◆ **Problem statement**
Each record needs to be retyped exactly, though its pictures should not appear.

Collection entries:
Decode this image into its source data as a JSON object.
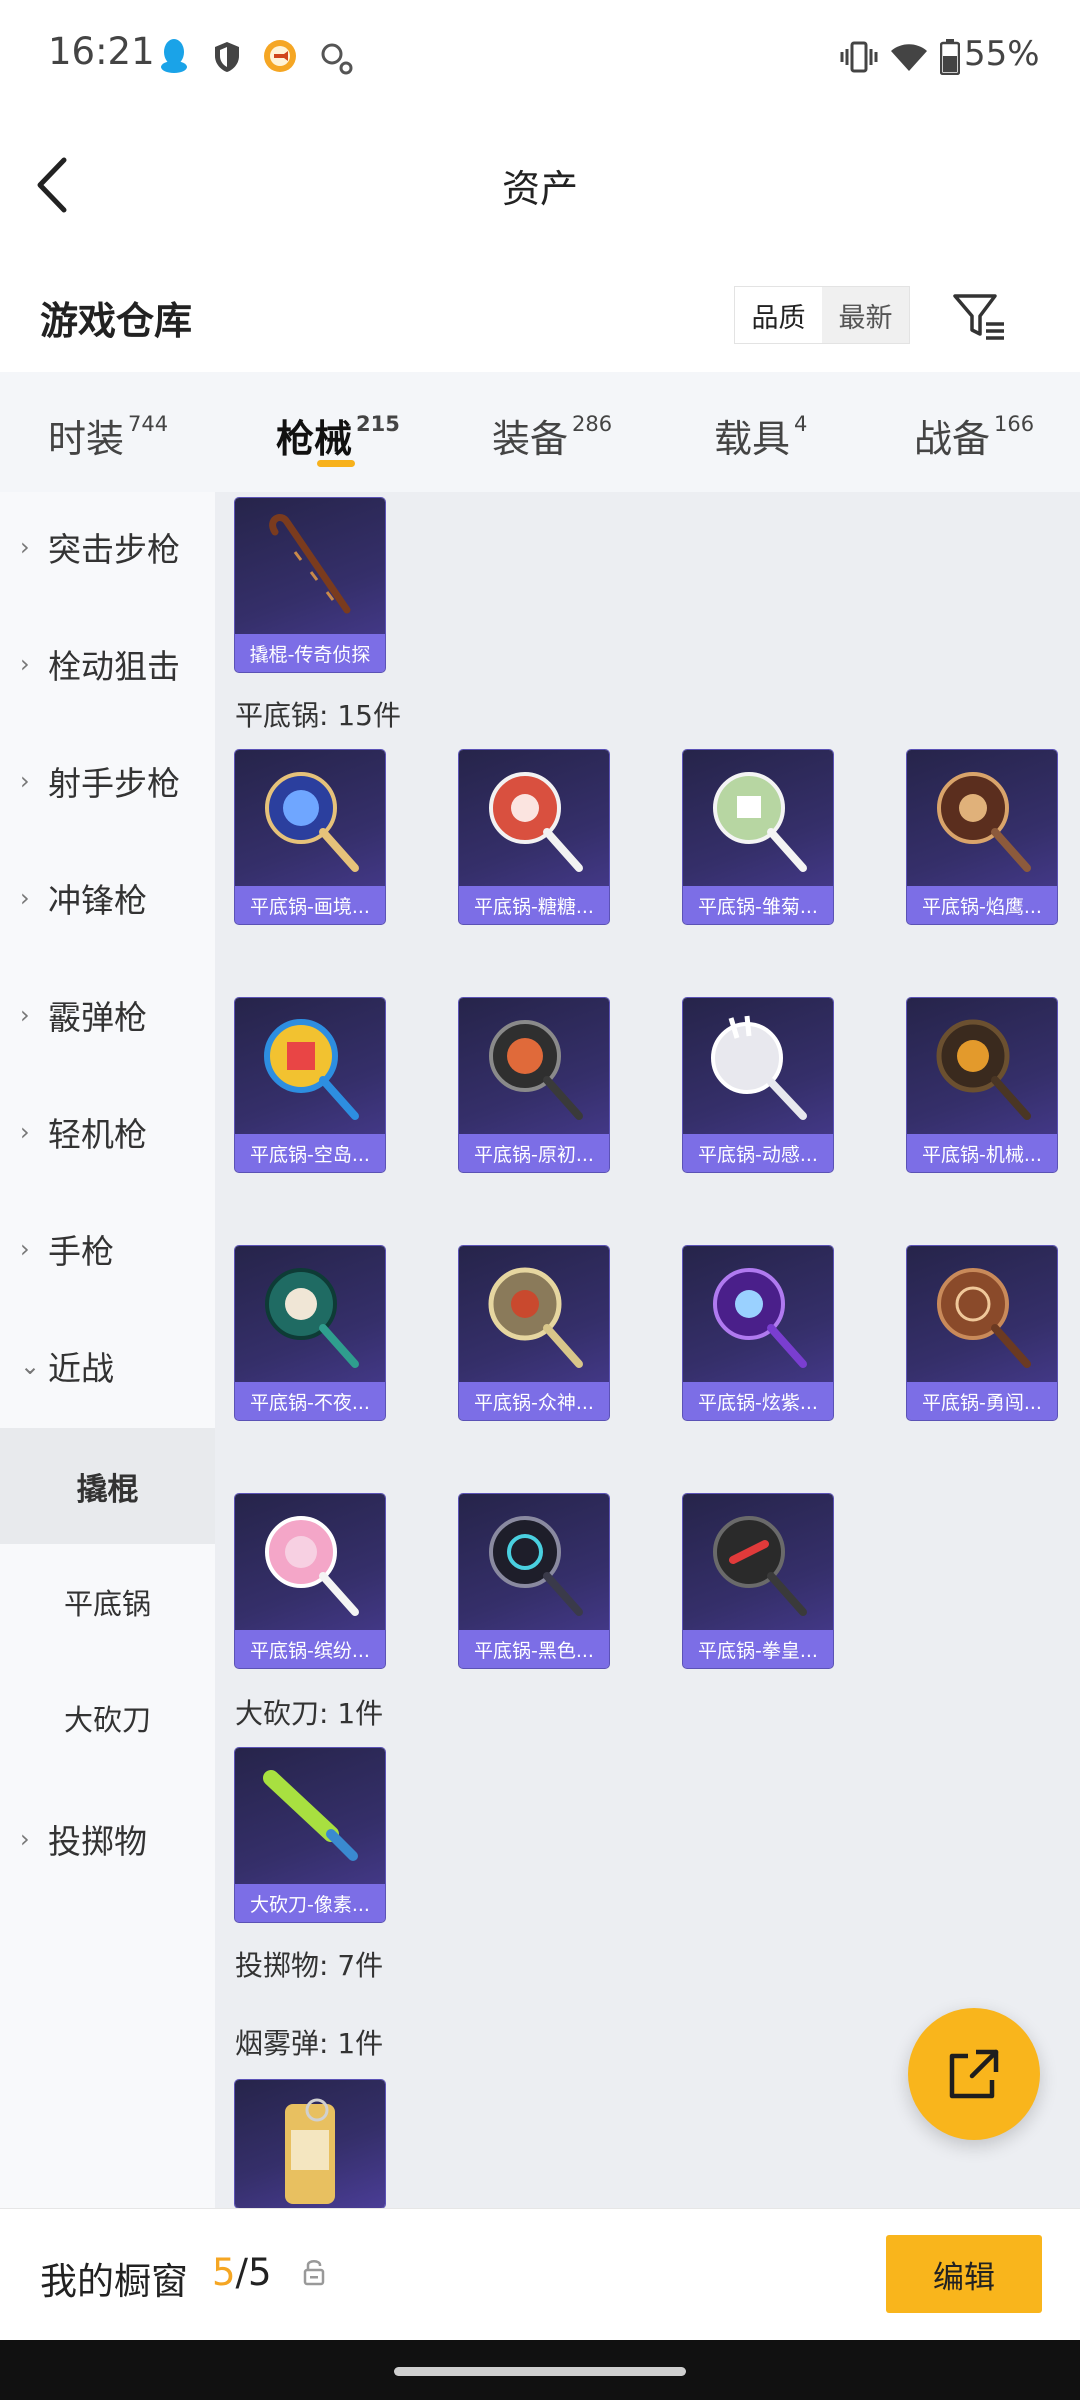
{
  "status_bar": {
    "time": "16:21",
    "battery": "55%"
  },
  "header": {
    "title": "资产"
  },
  "section": {
    "title": "游戏仓库",
    "sort_options": [
      "品质",
      "最新"
    ]
  },
  "tabs": [
    {
      "label": "时装",
      "count": "744"
    },
    {
      "label": "枪械",
      "count": "215"
    },
    {
      "label": "装备",
      "count": "286"
    },
    {
      "label": "载具",
      "count": "4"
    },
    {
      "label": "战备",
      "count": "166"
    }
  ],
  "sidebar": {
    "categories": [
      "突击步枪",
      "栓动狙击",
      "射手步枪",
      "冲锋枪",
      "霰弹枪",
      "轻机枪",
      "手枪",
      "近战"
    ],
    "subcategories": [
      "撬棍",
      "平底锅",
      "大砍刀"
    ],
    "last_category": "投掷物"
  },
  "content": {
    "crowbar_item": "撬棍-传奇侦探",
    "pan_label": "平底锅: 15件",
    "pans": [
      "平底锅-画境...",
      "平底锅-糖糖...",
      "平底锅-雏菊...",
      "平底锅-焰鹰...",
      "平底锅-空岛...",
      "平底锅-原初...",
      "平底锅-动感...",
      "平底锅-机械...",
      "平底锅-不夜...",
      "平底锅-众神...",
      "平底锅-炫紫...",
      "平底锅-勇闯...",
      "平底锅-缤纷...",
      "平底锅-黑色...",
      "平底锅-拳皇..."
    ],
    "machete_label": "大砍刀: 1件",
    "machete_item": "大砍刀-像素...",
    "throwables_label": "投掷物: 7件",
    "smoke_label": "烟雾弹: 1件"
  },
  "bottom": {
    "label": "我的橱窗",
    "current": "5",
    "separator": "/",
    "total": "5",
    "edit_label": "编辑"
  },
  "colors": {
    "accent": "#f9b51c",
    "card_caption": "#7c6ee6",
    "card_bg": "#2e2a5e"
  }
}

◆ **Answer**
Decode this image into its source data as a JSON object.
{
  "status_bar": {
    "time": "16:21",
    "battery": "55%"
  },
  "header": {
    "title": "资产"
  },
  "section": {
    "title": "游戏仓库",
    "sort_options": [
      "品质",
      "最新"
    ]
  },
  "tabs": [
    {
      "label": "时装",
      "count": "744"
    },
    {
      "label": "枪械",
      "count": "215"
    },
    {
      "label": "装备",
      "count": "286"
    },
    {
      "label": "载具",
      "count": "4"
    },
    {
      "label": "战备",
      "count": "166"
    }
  ],
  "sidebar": {
    "categories": [
      "突击步枪",
      "栓动狙击",
      "射手步枪",
      "冲锋枪",
      "霰弹枪",
      "轻机枪",
      "手枪",
      "近战"
    ],
    "subcategories": [
      "撬棍",
      "平底锅",
      "大砍刀"
    ],
    "last_category": "投掷物"
  },
  "content": {
    "crowbar_item": "撬棍-传奇侦探",
    "pan_label": "平底锅: 15件",
    "pans": [
      "平底锅-画境...",
      "平底锅-糖糖...",
      "平底锅-雏菊...",
      "平底锅-焰鹰...",
      "平底锅-空岛...",
      "平底锅-原初...",
      "平底锅-动感...",
      "平底锅-机械...",
      "平底锅-不夜...",
      "平底锅-众神...",
      "平底锅-炫紫...",
      "平底锅-勇闯...",
      "平底锅-缤纷...",
      "平底锅-黑色...",
      "平底锅-拳皇..."
    ],
    "machete_label": "大砍刀: 1件",
    "machete_item": "大砍刀-像素...",
    "throwables_label": "投掷物: 7件",
    "smoke_label": "烟雾弹: 1件"
  },
  "bottom": {
    "label": "我的橱窗",
    "current": "5",
    "separator": "/",
    "total": "5",
    "edit_label": "编辑"
  },
  "colors": {
    "accent": "#f9b51c",
    "card_caption": "#7c6ee6",
    "card_bg": "#2e2a5e"
  }
}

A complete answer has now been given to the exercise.